And I think that with most abusers, you have to be willing to bear the consequences of things that you have put into action. So the White folks, the capitalists, the men—I expect that kind of behavior. I don’t really care how many books you read, I don’t care if you can, like read the news, and then write a fancy social media post about “Look at that racism! I, as a White person, see that racism!” And I also acknowledge land. I want actual reparations of your attention and reparations of your finances, reparations of your leadership positions. And I want to see you actually stand side by side when they come for us and be like, “you won’t take anyone without taking me.” It’s very tangible now. This is a tangible time for action.
Warfield: And then those moments where we’re not even present, to still stand.
brown: That’s what I’m talking about.

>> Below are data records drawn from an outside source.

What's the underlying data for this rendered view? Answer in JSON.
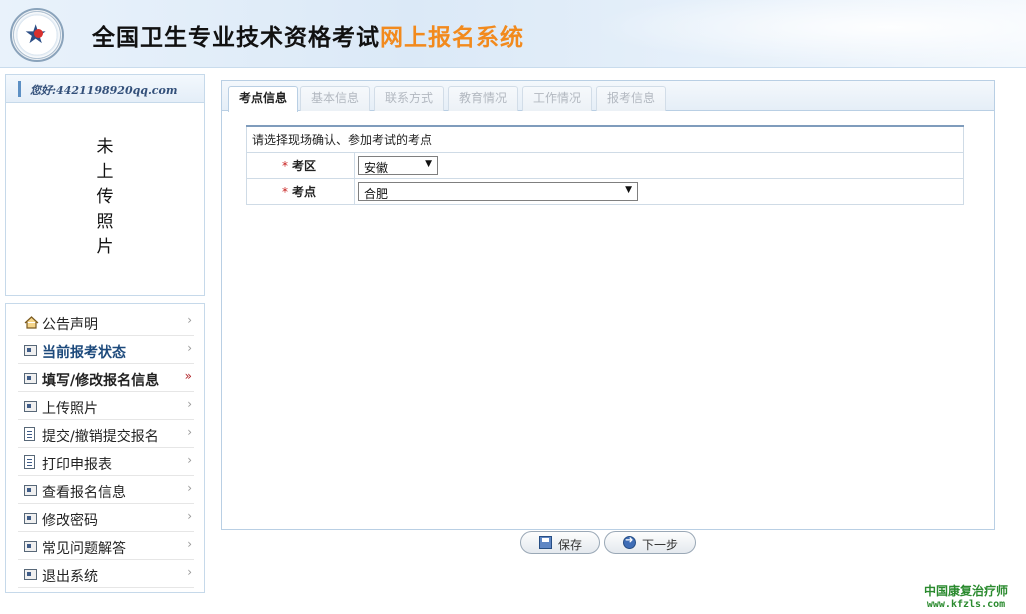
{
  "header": {
    "title_main": "全国卫生专业技术资格考试",
    "title_accent": "网上报名系统"
  },
  "user": {
    "greeting": "您好:4421198920qq.com",
    "photo_placeholder": [
      "未",
      "上",
      "传",
      "照",
      "片"
    ]
  },
  "nav": {
    "items": [
      {
        "label": "公告声明",
        "icon": "house-icon"
      },
      {
        "label": "当前报考状态",
        "icon": "card-icon"
      },
      {
        "label": "填写/修改报名信息",
        "icon": "card-icon"
      },
      {
        "label": "上传照片",
        "icon": "card-icon"
      },
      {
        "label": "提交/撤销提交报名",
        "icon": "document-icon"
      },
      {
        "label": "打印申报表",
        "icon": "document-icon"
      },
      {
        "label": "查看报名信息",
        "icon": "card-icon"
      },
      {
        "label": "修改密码",
        "icon": "card-icon"
      },
      {
        "label": "常见问题解答",
        "icon": "card-icon"
      },
      {
        "label": "退出系统",
        "icon": "card-icon"
      }
    ],
    "chevron": "›",
    "chevron_active": "»"
  },
  "tabs": [
    "考点信息",
    "基本信息",
    "联系方式",
    "教育情况",
    "工作情况",
    "报考信息"
  ],
  "form": {
    "instruction": "请选择现场确认、参加考试的考点",
    "required_mark": "*",
    "fields": [
      {
        "label": "考区",
        "value": "安徽"
      },
      {
        "label": "考点",
        "value": "合肥"
      }
    ]
  },
  "buttons": {
    "save": "保存",
    "next": "下一步"
  },
  "watermark": {
    "line1": "中国康复治疗师",
    "line2": "www.kfzls.com"
  },
  "colors": {
    "accent_title": "#f28a1d",
    "required": "#c8201e",
    "nav_active": "#1d4a7c",
    "watermark": "#2a8a2e"
  }
}
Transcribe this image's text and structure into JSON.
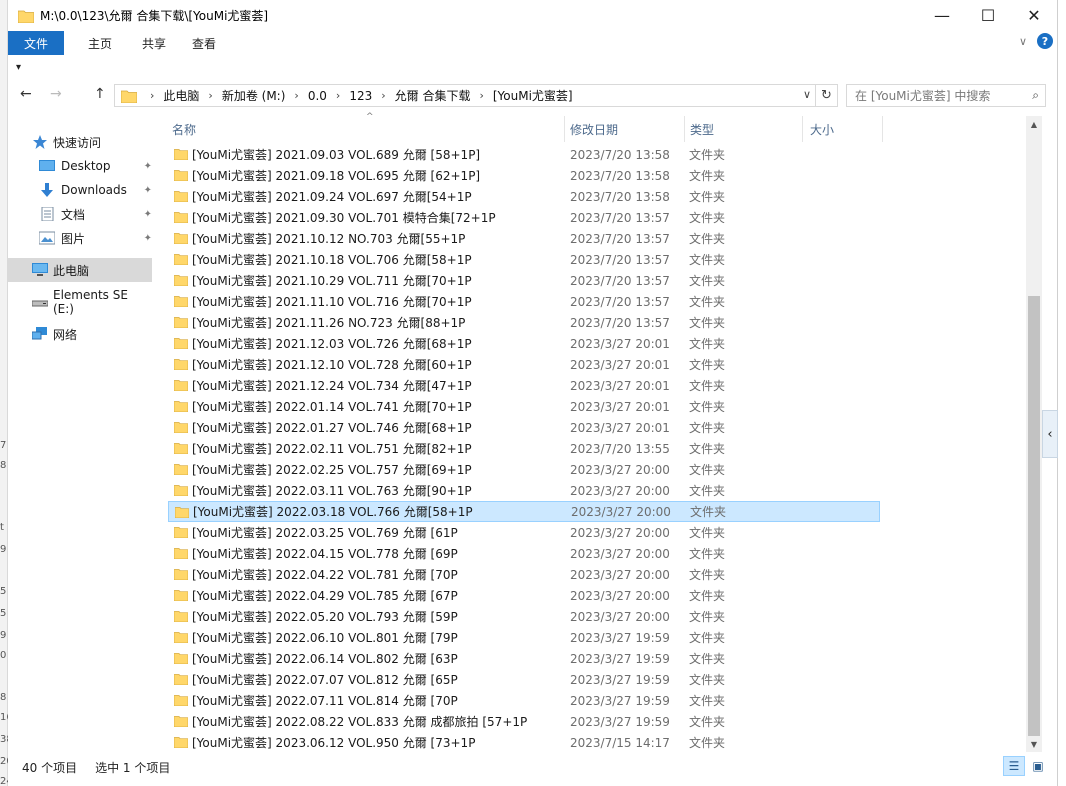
{
  "window": {
    "title": "M:\\0.0\\123\\允爾 合集下载\\[YouMi尤蜜荟]",
    "minimize": "—",
    "maximize": "☐",
    "close": "✕"
  },
  "ribbon": {
    "tabs": [
      "文件",
      "主页",
      "共享",
      "查看"
    ],
    "expand": "∨",
    "help": "?"
  },
  "qat": {
    "dropdown": "▾"
  },
  "nav_buttons": {
    "back": "←",
    "forward": "→",
    "up": "↑"
  },
  "address": {
    "crumbs": [
      "此电脑",
      "新加卷 (M:)",
      "0.0",
      "123",
      "允爾 合集下载",
      "[YouMi尤蜜荟]"
    ],
    "separator": "›",
    "dropdown": "∨",
    "refresh": "↻"
  },
  "search": {
    "placeholder": "在 [YouMi尤蜜荟] 中搜索",
    "icon": "⌕"
  },
  "navpane": {
    "items": [
      {
        "label": "快速访问",
        "icon": "star-icon"
      },
      {
        "label": "Desktop",
        "icon": "desktop-icon",
        "pinned": true
      },
      {
        "label": "Downloads",
        "icon": "download-icon",
        "pinned": true
      },
      {
        "label": "文档",
        "icon": "document-icon",
        "pinned": true
      },
      {
        "label": "图片",
        "icon": "pictures-icon",
        "pinned": true
      },
      {
        "label": "此电脑",
        "icon": "computer-icon",
        "selected": true
      },
      {
        "label": "Elements SE (E:)",
        "icon": "drive-icon"
      },
      {
        "label": "网络",
        "icon": "network-icon"
      }
    ],
    "pin_glyph": "📌"
  },
  "columns": {
    "name": "名称",
    "date": "修改日期",
    "type": "类型",
    "size": "大小",
    "sort_arrow": "^"
  },
  "files": [
    {
      "name": "[YouMi尤蜜荟] 2021.09.03 VOL.689 允爾 [58+1P]",
      "date": "2023/7/20 13:58",
      "type": "文件夹"
    },
    {
      "name": "[YouMi尤蜜荟] 2021.09.18 VOL.695 允爾 [62+1P]",
      "date": "2023/7/20 13:58",
      "type": "文件夹"
    },
    {
      "name": "[YouMi尤蜜荟] 2021.09.24 VOL.697 允爾[54+1P",
      "date": "2023/7/20 13:58",
      "type": "文件夹"
    },
    {
      "name": "[YouMi尤蜜荟] 2021.09.30 VOL.701 模特合集[72+1P",
      "date": "2023/7/20 13:57",
      "type": "文件夹"
    },
    {
      "name": "[YouMi尤蜜荟] 2021.10.12 NO.703 允爾[55+1P",
      "date": "2023/7/20 13:57",
      "type": "文件夹"
    },
    {
      "name": "[YouMi尤蜜荟] 2021.10.18 VOL.706 允爾[58+1P",
      "date": "2023/7/20 13:57",
      "type": "文件夹"
    },
    {
      "name": "[YouMi尤蜜荟] 2021.10.29 VOL.711 允爾[70+1P",
      "date": "2023/7/20 13:57",
      "type": "文件夹"
    },
    {
      "name": "[YouMi尤蜜荟] 2021.11.10 VOL.716 允爾[70+1P",
      "date": "2023/7/20 13:57",
      "type": "文件夹"
    },
    {
      "name": "[YouMi尤蜜荟] 2021.11.26 NO.723 允爾[88+1P",
      "date": "2023/7/20 13:57",
      "type": "文件夹"
    },
    {
      "name": "[YouMi尤蜜荟] 2021.12.03 VOL.726 允爾[68+1P",
      "date": "2023/3/27 20:01",
      "type": "文件夹"
    },
    {
      "name": "[YouMi尤蜜荟] 2021.12.10 VOL.728 允爾[60+1P",
      "date": "2023/3/27 20:01",
      "type": "文件夹"
    },
    {
      "name": "[YouMi尤蜜荟] 2021.12.24 VOL.734 允爾[47+1P",
      "date": "2023/3/27 20:01",
      "type": "文件夹"
    },
    {
      "name": "[YouMi尤蜜荟] 2022.01.14 VOL.741 允爾[70+1P",
      "date": "2023/3/27 20:01",
      "type": "文件夹"
    },
    {
      "name": "[YouMi尤蜜荟] 2022.01.27 VOL.746 允爾[68+1P",
      "date": "2023/3/27 20:01",
      "type": "文件夹"
    },
    {
      "name": "[YouMi尤蜜荟] 2022.02.11 VOL.751 允爾[82+1P",
      "date": "2023/7/20 13:55",
      "type": "文件夹"
    },
    {
      "name": "[YouMi尤蜜荟] 2022.02.25 VOL.757 允爾[69+1P",
      "date": "2023/3/27 20:00",
      "type": "文件夹"
    },
    {
      "name": "[YouMi尤蜜荟] 2022.03.11 VOL.763 允爾[90+1P",
      "date": "2023/3/27 20:00",
      "type": "文件夹"
    },
    {
      "name": "[YouMi尤蜜荟] 2022.03.18 VOL.766 允爾[58+1P",
      "date": "2023/3/27 20:00",
      "type": "文件夹",
      "selected": true
    },
    {
      "name": "[YouMi尤蜜荟] 2022.03.25 VOL.769 允爾 [61P",
      "date": "2023/3/27 20:00",
      "type": "文件夹"
    },
    {
      "name": "[YouMi尤蜜荟] 2022.04.15 VOL.778 允爾 [69P",
      "date": "2023/3/27 20:00",
      "type": "文件夹"
    },
    {
      "name": "[YouMi尤蜜荟] 2022.04.22 VOL.781 允爾 [70P",
      "date": "2023/3/27 20:00",
      "type": "文件夹"
    },
    {
      "name": "[YouMi尤蜜荟] 2022.04.29 VOL.785 允爾 [67P",
      "date": "2023/3/27 20:00",
      "type": "文件夹"
    },
    {
      "name": "[YouMi尤蜜荟] 2022.05.20 VOL.793 允爾 [59P",
      "date": "2023/3/27 20:00",
      "type": "文件夹"
    },
    {
      "name": "[YouMi尤蜜荟] 2022.06.10 VOL.801 允爾 [79P",
      "date": "2023/3/27 19:59",
      "type": "文件夹"
    },
    {
      "name": "[YouMi尤蜜荟] 2022.06.14 VOL.802 允爾 [63P",
      "date": "2023/3/27 19:59",
      "type": "文件夹"
    },
    {
      "name": "[YouMi尤蜜荟] 2022.07.07 VOL.812 允爾 [65P",
      "date": "2023/3/27 19:59",
      "type": "文件夹"
    },
    {
      "name": "[YouMi尤蜜荟] 2022.07.11 VOL.814 允爾 [70P",
      "date": "2023/3/27 19:59",
      "type": "文件夹"
    },
    {
      "name": "[YouMi尤蜜荟] 2022.08.22 VOL.833 允爾 成都旅拍 [57+1P",
      "date": "2023/3/27 19:59",
      "type": "文件夹"
    },
    {
      "name": "[YouMi尤蜜荟] 2023.06.12 VOL.950 允爾 [73+1P",
      "date": "2023/7/15 14:17",
      "type": "文件夹"
    }
  ],
  "scrollbar": {
    "up": "▲",
    "down": "▼"
  },
  "side_handle": "‹",
  "status": {
    "item_count": "40 个项目",
    "selected": "选中 1 个项目"
  },
  "view_buttons": {
    "details": "☰",
    "large_icons": "▣"
  },
  "left_edge_digits": [
    "7",
    "8",
    "t",
    "9",
    "5",
    "5",
    "9",
    "0",
    "16",
    "8",
    "38",
    "20",
    "24"
  ],
  "colors": {
    "accent": "#1a6fc4",
    "selection": "#cce8ff",
    "selection_border": "#99d1ff",
    "folder": "#ffd76a"
  }
}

This is one of the things I feel very confident about with the White people that are a part of my life. Because I have a White mother, I have White family members, I have several White friends. But I had to talk with other Black feminists, particularly about the White people we allow to be in our lives. And I never have to wonder what they do in my absence. I never have to wonder if they stand up in my absence.
My mom is a nice White lady. But if someone says something racist in my mom’s presence, this whole other side comes out. She’s very direct and she has been since I was little. She was the person who would go into classrooms where I was being mistreated as a Black kid. And she’s the one who would confront them and be like, “you are not going to mistreat my child. You’re not sitting her in the back. She can’t see from there.” She saw stuff that I didn’t understand until later, what was even happening to me. And I don’t know where that came from. She never had an anti-racism training. But because she didn’t, and because she still knew how to do those actions, it shows me that any White person who wanted to could figure out how to do this. And now you have a shit-ton of resources, so are you just delaying? Stop delaying! Like now is the time to get it together.
My partner says this all the time: There’s a real difference between niceness and kindness. That niceness is that desire to please and be polite and to accommodate even the harmful things. And then kindness is like that deeper, like I’m connected to the Earth, and from the Earth I can be compassionate to you. And I really love that, because now I’m like, don’t be polite in the face of racism, fascism, racialized capitalism, don’t be polite in the face of oppression. We can be kind, I’m always going to be kind. There will always be room if you want to move towards the future, but I’m never going to be nice about them pulling me back into the past. No thank you.